▸ Your assignment:
Retype each record below word for word. Leave the pictures out.

BEGIN Available data

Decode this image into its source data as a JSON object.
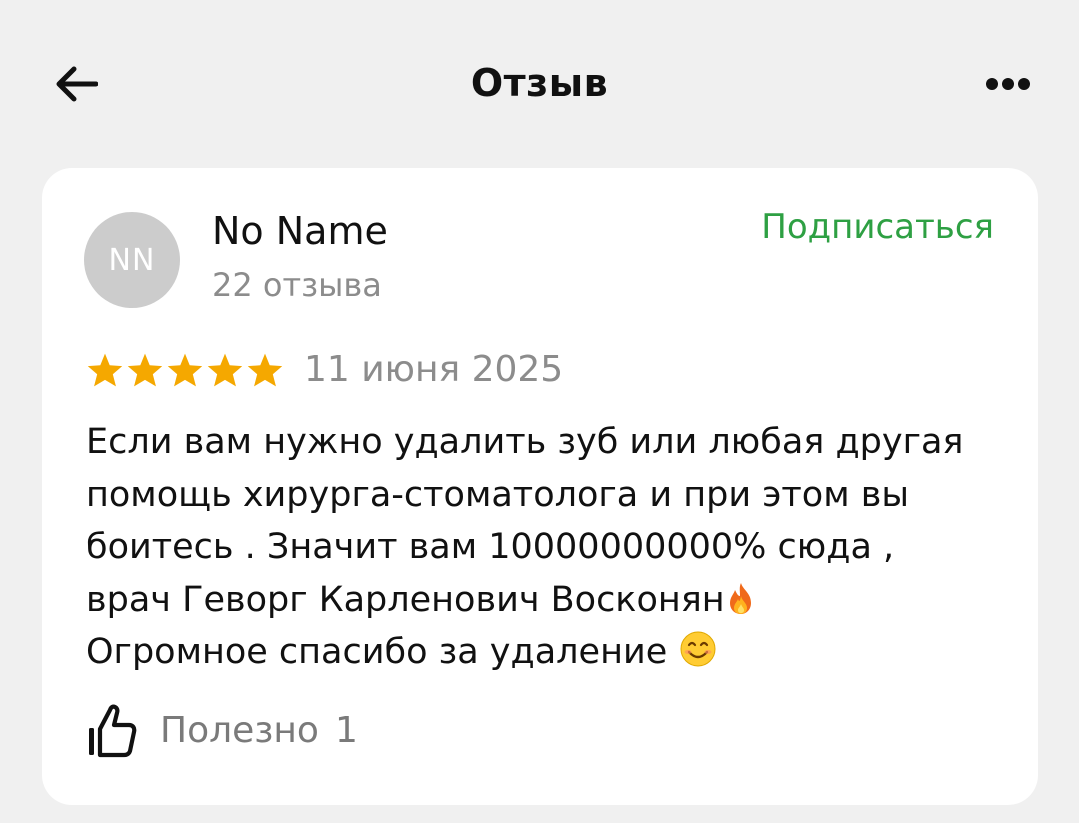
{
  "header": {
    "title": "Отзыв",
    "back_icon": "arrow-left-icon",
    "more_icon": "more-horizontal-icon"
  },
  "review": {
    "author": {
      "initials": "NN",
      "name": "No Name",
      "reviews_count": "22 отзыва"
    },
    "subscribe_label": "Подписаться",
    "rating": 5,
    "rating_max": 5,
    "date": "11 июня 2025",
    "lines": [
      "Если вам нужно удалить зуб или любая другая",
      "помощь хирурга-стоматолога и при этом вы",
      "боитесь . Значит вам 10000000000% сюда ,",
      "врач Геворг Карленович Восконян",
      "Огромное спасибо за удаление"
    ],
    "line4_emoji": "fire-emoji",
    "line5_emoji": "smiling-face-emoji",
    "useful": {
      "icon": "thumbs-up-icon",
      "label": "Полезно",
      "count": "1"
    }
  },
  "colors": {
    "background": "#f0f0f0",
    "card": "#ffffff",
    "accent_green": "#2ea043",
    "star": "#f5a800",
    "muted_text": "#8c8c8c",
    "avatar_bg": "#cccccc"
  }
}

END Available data

▸ Answer space:
Decode this image into its source data as a JSON object.
{
  "header": {
    "title": "Отзыв",
    "back_icon": "arrow-left-icon",
    "more_icon": "more-horizontal-icon"
  },
  "review": {
    "author": {
      "initials": "NN",
      "name": "No Name",
      "reviews_count": "22 отзыва"
    },
    "subscribe_label": "Подписаться",
    "rating": 5,
    "rating_max": 5,
    "date": "11 июня 2025",
    "lines": [
      "Если вам нужно удалить зуб или любая другая",
      "помощь хирурга-стоматолога и при этом вы",
      "боитесь . Значит вам 10000000000% сюда ,",
      "врач Геворг Карленович Восконян",
      "Огромное спасибо за удаление"
    ],
    "line4_emoji": "fire-emoji",
    "line5_emoji": "smiling-face-emoji",
    "useful": {
      "icon": "thumbs-up-icon",
      "label": "Полезно",
      "count": "1"
    }
  },
  "colors": {
    "background": "#f0f0f0",
    "card": "#ffffff",
    "accent_green": "#2ea043",
    "star": "#f5a800",
    "muted_text": "#8c8c8c",
    "avatar_bg": "#cccccc"
  }
}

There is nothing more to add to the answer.